### What you need to do
Across all the records, filter for lines with the word "JSON" and copy them.

[Excerpts from an interface dataset]
:::

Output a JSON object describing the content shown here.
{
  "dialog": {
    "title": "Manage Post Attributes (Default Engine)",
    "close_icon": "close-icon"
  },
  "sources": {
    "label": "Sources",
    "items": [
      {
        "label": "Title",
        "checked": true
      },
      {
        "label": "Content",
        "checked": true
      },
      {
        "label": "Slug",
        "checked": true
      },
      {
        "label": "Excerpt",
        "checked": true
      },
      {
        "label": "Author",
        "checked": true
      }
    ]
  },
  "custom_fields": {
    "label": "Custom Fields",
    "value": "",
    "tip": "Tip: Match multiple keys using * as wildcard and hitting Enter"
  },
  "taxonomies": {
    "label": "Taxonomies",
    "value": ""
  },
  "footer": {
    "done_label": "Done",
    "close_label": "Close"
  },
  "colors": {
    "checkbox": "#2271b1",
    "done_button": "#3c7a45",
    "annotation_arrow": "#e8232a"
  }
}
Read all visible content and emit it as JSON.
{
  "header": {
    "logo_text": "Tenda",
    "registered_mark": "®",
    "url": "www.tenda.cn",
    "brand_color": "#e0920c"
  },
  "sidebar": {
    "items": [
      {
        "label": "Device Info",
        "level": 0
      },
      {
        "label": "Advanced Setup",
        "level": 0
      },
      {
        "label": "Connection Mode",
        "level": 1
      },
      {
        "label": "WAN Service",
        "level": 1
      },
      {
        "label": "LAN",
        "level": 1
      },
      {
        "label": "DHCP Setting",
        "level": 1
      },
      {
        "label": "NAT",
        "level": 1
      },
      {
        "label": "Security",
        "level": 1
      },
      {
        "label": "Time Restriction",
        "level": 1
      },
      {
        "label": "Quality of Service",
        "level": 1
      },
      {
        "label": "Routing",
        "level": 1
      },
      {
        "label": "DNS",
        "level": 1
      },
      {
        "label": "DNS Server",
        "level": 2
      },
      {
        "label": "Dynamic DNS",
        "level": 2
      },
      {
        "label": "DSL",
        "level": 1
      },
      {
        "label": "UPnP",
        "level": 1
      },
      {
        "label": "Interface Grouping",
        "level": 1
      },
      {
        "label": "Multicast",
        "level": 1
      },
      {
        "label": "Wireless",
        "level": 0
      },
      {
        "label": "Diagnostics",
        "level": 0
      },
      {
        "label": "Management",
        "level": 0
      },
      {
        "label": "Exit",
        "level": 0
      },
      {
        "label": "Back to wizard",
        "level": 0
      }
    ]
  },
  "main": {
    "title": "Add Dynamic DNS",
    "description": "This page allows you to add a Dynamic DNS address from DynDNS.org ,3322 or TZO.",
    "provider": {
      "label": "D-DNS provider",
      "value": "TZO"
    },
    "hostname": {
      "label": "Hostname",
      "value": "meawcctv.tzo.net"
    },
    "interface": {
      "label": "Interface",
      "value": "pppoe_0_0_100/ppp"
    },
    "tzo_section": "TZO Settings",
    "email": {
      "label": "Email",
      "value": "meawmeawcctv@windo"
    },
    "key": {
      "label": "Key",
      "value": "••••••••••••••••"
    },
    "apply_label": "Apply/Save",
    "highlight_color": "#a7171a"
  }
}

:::

### Task result
Output a JSON object describing the content shown here.
Read all visible content and emit it as JSON.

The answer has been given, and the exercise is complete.